Start of Provided data
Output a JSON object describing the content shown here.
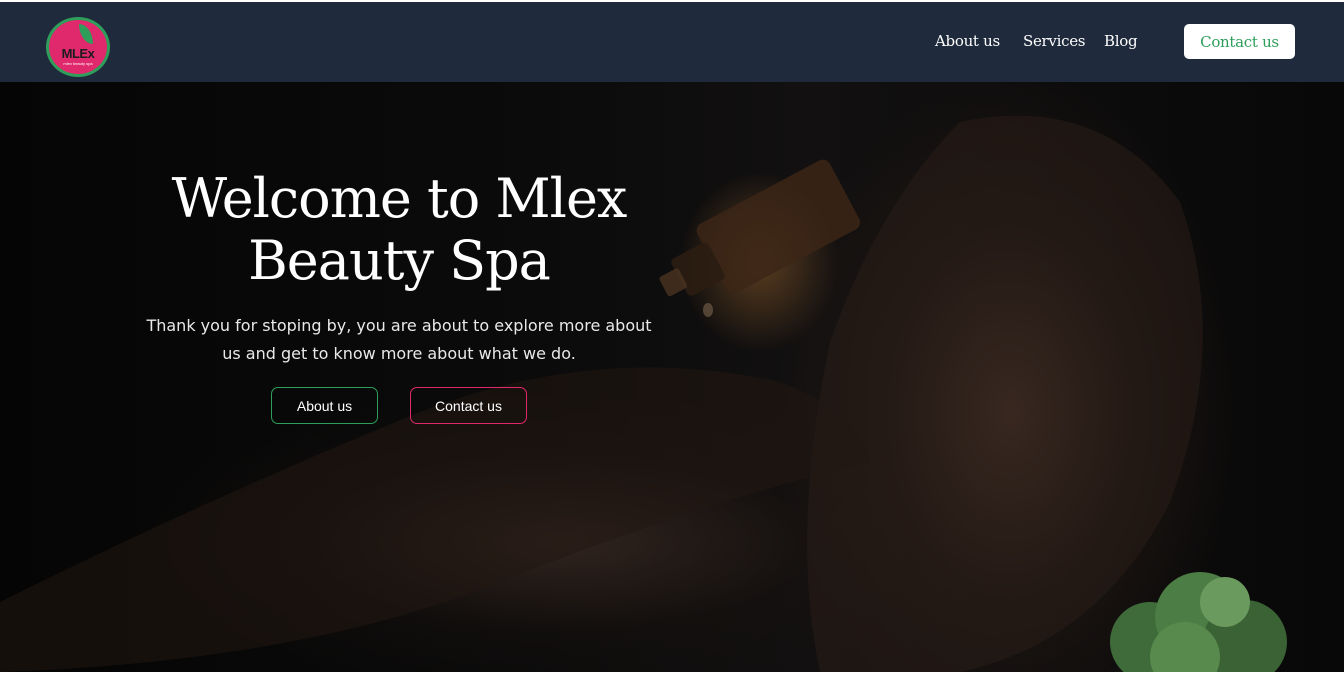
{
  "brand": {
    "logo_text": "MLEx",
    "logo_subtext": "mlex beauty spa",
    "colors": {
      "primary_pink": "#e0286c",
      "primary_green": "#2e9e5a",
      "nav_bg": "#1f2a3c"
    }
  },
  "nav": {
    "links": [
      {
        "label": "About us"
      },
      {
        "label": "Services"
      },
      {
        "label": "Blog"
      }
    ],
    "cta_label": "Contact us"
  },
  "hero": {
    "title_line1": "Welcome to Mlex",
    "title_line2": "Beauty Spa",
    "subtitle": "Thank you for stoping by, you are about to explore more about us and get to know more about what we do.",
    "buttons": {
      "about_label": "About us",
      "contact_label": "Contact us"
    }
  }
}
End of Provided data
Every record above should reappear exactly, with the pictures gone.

Output a JSON object describing the content shown here.
{
  "brand": {
    "logo_text": "MLEx",
    "logo_subtext": "mlex beauty spa",
    "colors": {
      "primary_pink": "#e0286c",
      "primary_green": "#2e9e5a",
      "nav_bg": "#1f2a3c"
    }
  },
  "nav": {
    "links": [
      {
        "label": "About us"
      },
      {
        "label": "Services"
      },
      {
        "label": "Blog"
      }
    ],
    "cta_label": "Contact us"
  },
  "hero": {
    "title_line1": "Welcome to Mlex",
    "title_line2": "Beauty Spa",
    "subtitle": "Thank you for stoping by, you are about to explore more about us and get to know more about what we do.",
    "buttons": {
      "about_label": "About us",
      "contact_label": "Contact us"
    }
  }
}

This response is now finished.